Washington State University student pharmacists used the break from pharmacy school this summer as an opportunity to gain some professional experience and chase their pharmacy career goals. They went all over the country (and beyond!) and participated in programs from international pharmacy practice rotations, to entrepreneurial business management courses, to research fellowships right here in Spokane. Many of the experiences students took advantage of were made possible by networking opportunities coordinated by the College of Pharmacy during the academic school year.
Experiences like these will allow students to practice at the top of their license as pharmacists. No matter where their adventures took them, each student pharmacist went because they wanted to better prepare for the specific fields of pharmacy practice they will pursue after graduation.
A few summer adventures are highlighted below. The students highlighted were all chosen for prestigious programs from large applicant pools of student pharmacists from all over the country.
James Leonard, class of 2016, spent six weeks in May and June with the Division of Drug Information at the U.S. Food and Drug Administration (FDA) as one of his advanced pharmacy practice experience (APPE) rotations. Leonard applied for the internship after he realized an interest in drug information after working in the WSU Drug Information Center in Spokane.

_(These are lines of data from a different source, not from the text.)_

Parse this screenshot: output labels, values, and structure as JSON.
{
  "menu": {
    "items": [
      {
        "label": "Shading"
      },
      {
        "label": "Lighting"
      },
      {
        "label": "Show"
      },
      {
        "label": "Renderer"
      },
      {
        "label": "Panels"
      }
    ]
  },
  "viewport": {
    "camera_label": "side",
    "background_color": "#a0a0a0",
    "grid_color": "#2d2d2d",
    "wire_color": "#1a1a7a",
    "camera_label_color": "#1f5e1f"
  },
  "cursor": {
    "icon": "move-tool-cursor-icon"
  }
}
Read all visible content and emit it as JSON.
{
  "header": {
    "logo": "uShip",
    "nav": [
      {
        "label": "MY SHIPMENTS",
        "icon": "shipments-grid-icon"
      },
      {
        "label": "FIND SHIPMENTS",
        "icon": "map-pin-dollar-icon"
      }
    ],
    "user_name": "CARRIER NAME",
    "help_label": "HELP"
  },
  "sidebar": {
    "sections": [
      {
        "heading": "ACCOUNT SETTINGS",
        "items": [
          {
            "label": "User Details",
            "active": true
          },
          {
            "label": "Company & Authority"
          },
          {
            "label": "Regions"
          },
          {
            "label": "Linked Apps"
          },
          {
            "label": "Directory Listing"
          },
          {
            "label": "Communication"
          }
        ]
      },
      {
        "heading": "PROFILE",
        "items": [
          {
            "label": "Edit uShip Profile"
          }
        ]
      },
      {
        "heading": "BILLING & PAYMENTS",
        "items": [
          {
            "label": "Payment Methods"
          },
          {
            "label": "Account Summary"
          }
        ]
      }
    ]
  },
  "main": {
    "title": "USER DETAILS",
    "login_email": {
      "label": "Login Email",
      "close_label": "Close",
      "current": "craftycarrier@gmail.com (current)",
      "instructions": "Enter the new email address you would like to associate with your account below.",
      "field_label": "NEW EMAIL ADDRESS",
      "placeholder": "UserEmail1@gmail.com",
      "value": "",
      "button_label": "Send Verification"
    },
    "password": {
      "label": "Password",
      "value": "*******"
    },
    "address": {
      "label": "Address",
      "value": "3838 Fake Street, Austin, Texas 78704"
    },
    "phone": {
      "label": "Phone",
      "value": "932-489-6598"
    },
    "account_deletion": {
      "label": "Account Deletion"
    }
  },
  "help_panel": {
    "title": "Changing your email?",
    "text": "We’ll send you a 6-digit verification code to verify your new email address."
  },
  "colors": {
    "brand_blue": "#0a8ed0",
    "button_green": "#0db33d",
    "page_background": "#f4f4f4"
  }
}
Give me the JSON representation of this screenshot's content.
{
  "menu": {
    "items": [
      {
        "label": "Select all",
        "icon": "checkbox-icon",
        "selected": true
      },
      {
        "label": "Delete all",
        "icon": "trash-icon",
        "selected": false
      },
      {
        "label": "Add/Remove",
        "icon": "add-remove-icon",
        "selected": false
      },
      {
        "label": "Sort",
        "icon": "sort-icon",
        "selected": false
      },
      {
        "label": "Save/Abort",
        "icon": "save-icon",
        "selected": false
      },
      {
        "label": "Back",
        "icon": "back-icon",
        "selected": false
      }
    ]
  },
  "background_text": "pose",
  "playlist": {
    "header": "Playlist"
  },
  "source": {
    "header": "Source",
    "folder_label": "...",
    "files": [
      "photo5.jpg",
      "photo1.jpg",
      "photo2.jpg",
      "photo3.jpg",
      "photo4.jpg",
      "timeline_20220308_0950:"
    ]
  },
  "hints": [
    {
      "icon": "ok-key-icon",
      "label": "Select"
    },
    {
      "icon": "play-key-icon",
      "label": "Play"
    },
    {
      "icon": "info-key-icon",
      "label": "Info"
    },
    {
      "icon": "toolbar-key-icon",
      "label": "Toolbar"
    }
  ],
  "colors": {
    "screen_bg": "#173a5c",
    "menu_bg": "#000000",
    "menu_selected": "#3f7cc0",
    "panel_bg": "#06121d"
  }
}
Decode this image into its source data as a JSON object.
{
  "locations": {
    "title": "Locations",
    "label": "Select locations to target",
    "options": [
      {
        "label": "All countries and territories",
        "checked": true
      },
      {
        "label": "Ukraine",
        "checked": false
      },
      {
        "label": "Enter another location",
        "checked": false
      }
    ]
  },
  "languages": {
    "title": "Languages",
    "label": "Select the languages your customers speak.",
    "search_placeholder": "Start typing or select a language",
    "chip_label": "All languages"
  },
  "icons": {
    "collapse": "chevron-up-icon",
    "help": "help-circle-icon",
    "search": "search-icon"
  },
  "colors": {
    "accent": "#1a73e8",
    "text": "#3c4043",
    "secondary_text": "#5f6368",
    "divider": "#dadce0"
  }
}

“The best part was getting to learn about the practice of the FDA, especially how they interface with consumers and industry and being part of the interface with consumers,” said Leonard. While at his internship he also enjoyed attending a student lecture series, which educated him on other departments of the FDA.
As a pharmacist, Leonard wants to be involved in clinical trials. This internship helped him pursue this goal by educating him on the regulatory and development industry.
“I learned about the practice of a drug information pharmacist in both industry and a regulatory/development aspect. While I did not have direct patient care, I answered questions for patients regarding their medications and was able to calm their fears,” said Leonard.
Erin McCarthy, class of 2017, spent four weeks in June on the staff of Washington Congresswoman Cathy McMorris Rodgers in Washington, D.C. McCarthy pursued this internship because of her interest in learning more about the legislative process in order to be a better advocate for pharmacy.
“The best part of my summer experience was seeing first hand how being involved in the policy procedure, regardless of the issue, really plays an impact on the direction of legislation,” stated McCarthy.
During her internship, McCarthy met and discussed H.R. 592, the Pharmacy and Medically Underserved Areas Enhancement Act, with Congressman Dennis Heck, representative for Washington’s 10th congressional district. The bill amends title XVIII (Medicare) of the Social Security Act to cover pharmacist services. After their meeting Heck decided to cosponsor the legislation.
“I not only learned about the intricate process of our legal system on Capitol Hill, but also gained valuable knowledge and experience on the importance of advocating for your profession,” said McCarthy. “If you want to see change and progression you need to take action!”
Ryan Nottingham, class of 2016, attended the American Association of Colleges of Pharmacy (AACP) meeting and teacher seminar in July alongside WSU faculty mentor Jennifer Robinson. Both attended this meeting as part of the 2015 AACP Walmart Scholars Program.
Nottingham intends to work with geriatric patients as part of an ambulatory health care team after graduation. She is interested in pharmacy education and was excited to attend this meeting so she could explore academic pharmacy as an educator, rather than a student.
“Pharmacy at its core is about educating others about medication information. Everyone who goes into pharmacy is an educator in this light,” said Nottingham. During the meeting Nottingham discussed pharmacy education practices with other professionals.
“Creating the ‘self-aware’ student pharmacist was a central theme to this year’s meeting,” said Nottingham, “helping students recognize their strengths and goals is an important part of pharmacy education.”
In August Derek Matlock, class of 2017, participated in the Live Oak Pharmacy Student Program in Wilmington, North Carolina. This program is a weeklong intensive training to learn about the business side of owning a pharmacy.
The lessons Matlock will remember the most were about the importance of pharmacy finance and monitoring balance sheets and income statements, he said. “This aspect of owning a pharmacy, or any business, is extremely important.”
He learned many valuable business lessons, but Matlock thought building relationships was the best part.
“I did a ton of networking, but it was more than merely networking. I built long-lasting relationships that I will have for a very long time,” said Matlock.
After completing his Doctor of Pharmacy degree at WSU, Matlock plans to work in retail pharmacy for a few years and then using the skills and lessons he learned this summer become a pharmacy owner.